Listed records section start
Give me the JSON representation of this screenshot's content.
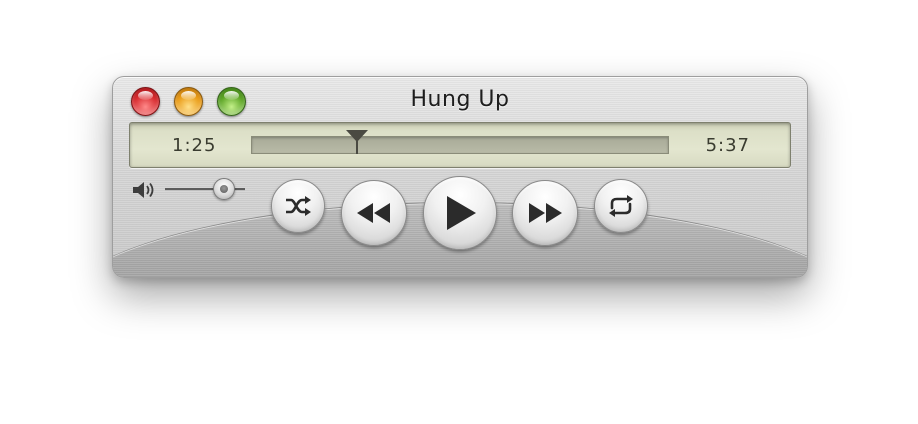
{
  "window": {
    "title": "Hung Up"
  },
  "title_bar": {
    "buttons": [
      {
        "name": "close",
        "color": "#d6282c"
      },
      {
        "name": "minimize",
        "color": "#e99a14"
      },
      {
        "name": "zoom",
        "color": "#5aa323"
      }
    ]
  },
  "display": {
    "elapsed": "1:25",
    "total": "5:37",
    "progress": 0.252
  },
  "volume": {
    "icon": "speaker-icon",
    "level": 0.72
  },
  "controls": [
    {
      "name": "shuffle",
      "icon": "shuffle-icon"
    },
    {
      "name": "previous",
      "icon": "rewind-icon"
    },
    {
      "name": "play",
      "icon": "play-icon"
    },
    {
      "name": "next",
      "icon": "fast-forward-icon"
    },
    {
      "name": "repeat",
      "icon": "repeat-icon"
    }
  ],
  "colors": {
    "lcd_background": "#e3e6cf",
    "lcd_text": "#3a3c30",
    "metal": "#d6d6d6"
  }
}
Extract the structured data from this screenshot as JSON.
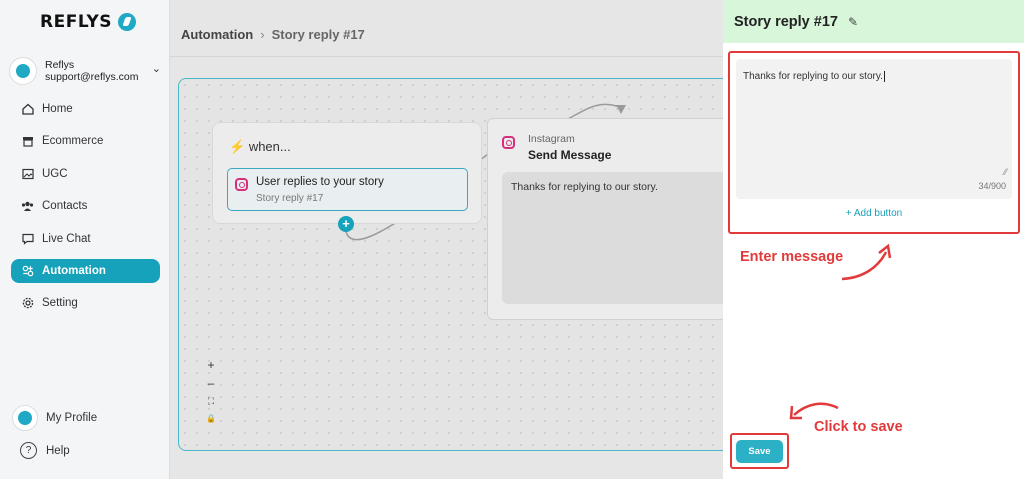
{
  "brand": {
    "name": "REFLYS"
  },
  "account": {
    "name": "Reflys",
    "email": "support@reflys.com"
  },
  "nav": [
    {
      "label": "Home",
      "icon": "home-icon"
    },
    {
      "label": "Ecommerce",
      "icon": "store-icon"
    },
    {
      "label": "UGC",
      "icon": "image-icon"
    },
    {
      "label": "Contacts",
      "icon": "people-icon"
    },
    {
      "label": "Live Chat",
      "icon": "chat-icon"
    },
    {
      "label": "Automation",
      "icon": "automation-icon",
      "active": true
    },
    {
      "label": "Setting",
      "icon": "gear-icon"
    }
  ],
  "footer": {
    "profile": "My Profile",
    "help": "Help"
  },
  "breadcrumb": {
    "root": "Automation",
    "current": "Story reply #17"
  },
  "flow": {
    "when_label": "when...",
    "trigger": {
      "title": "User replies to your story",
      "subtitle": "Story reply #17"
    },
    "action": {
      "platform": "Instagram",
      "title": "Send Message",
      "message": "Thanks for replying to our story."
    }
  },
  "zoom_controls": [
    "+",
    "–",
    "⛶",
    "🔒"
  ],
  "panel": {
    "title": "Story reply #17",
    "message": "Thanks for replying to our story.",
    "counter": "34/900",
    "add_button": "+ Add button",
    "save": "Save"
  },
  "annotations": {
    "enter_message": "Enter message",
    "click_to_save": "Click to save"
  },
  "colors": {
    "accent": "#17a2bb",
    "annotation": "#e23a3a",
    "panel_header": "#d7f6da"
  }
}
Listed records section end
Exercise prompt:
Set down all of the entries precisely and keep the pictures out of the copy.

Problem solution:
Give me the JSON representation of this screenshot's content.
{
  "window": {
    "title": "Hung Up"
  },
  "title_bar": {
    "buttons": [
      {
        "name": "close",
        "color": "#d6282c"
      },
      {
        "name": "minimize",
        "color": "#e99a14"
      },
      {
        "name": "zoom",
        "color": "#5aa323"
      }
    ]
  },
  "display": {
    "elapsed": "1:25",
    "total": "5:37",
    "progress": 0.252
  },
  "volume": {
    "icon": "speaker-icon",
    "level": 0.72
  },
  "controls": [
    {
      "name": "shuffle",
      "icon": "shuffle-icon"
    },
    {
      "name": "previous",
      "icon": "rewind-icon"
    },
    {
      "name": "play",
      "icon": "play-icon"
    },
    {
      "name": "next",
      "icon": "fast-forward-icon"
    },
    {
      "name": "repeat",
      "icon": "repeat-icon"
    }
  ],
  "colors": {
    "lcd_background": "#e3e6cf",
    "lcd_text": "#3a3c30",
    "metal": "#d6d6d6"
  }
}
Extract the structured data from this screenshot as JSON.
{
  "brand": {
    "name": "REFLYS"
  },
  "account": {
    "name": "Reflys",
    "email": "support@reflys.com"
  },
  "nav": [
    {
      "label": "Home",
      "icon": "home-icon"
    },
    {
      "label": "Ecommerce",
      "icon": "store-icon"
    },
    {
      "label": "UGC",
      "icon": "image-icon"
    },
    {
      "label": "Contacts",
      "icon": "people-icon"
    },
    {
      "label": "Live Chat",
      "icon": "chat-icon"
    },
    {
      "label": "Automation",
      "icon": "automation-icon",
      "active": true
    },
    {
      "label": "Setting",
      "icon": "gear-icon"
    }
  ],
  "footer": {
    "profile": "My Profile",
    "help": "Help"
  },
  "breadcrumb": {
    "root": "Automation",
    "current": "Story reply #17"
  },
  "flow": {
    "when_label": "when...",
    "trigger": {
      "title": "User replies to your story",
      "subtitle": "Story reply #17"
    },
    "action": {
      "platform": "Instagram",
      "title": "Send Message",
      "message": "Thanks for replying to our story."
    }
  },
  "zoom_controls": [
    "+",
    "–",
    "⛶",
    "🔒"
  ],
  "panel": {
    "title": "Story reply #17",
    "message": "Thanks for replying to our story.",
    "counter": "34/900",
    "add_button": "+ Add button",
    "save": "Save"
  },
  "annotations": {
    "enter_message": "Enter message",
    "click_to_save": "Click to save"
  },
  "colors": {
    "accent": "#17a2bb",
    "annotation": "#e23a3a",
    "panel_header": "#d7f6da"
  }
}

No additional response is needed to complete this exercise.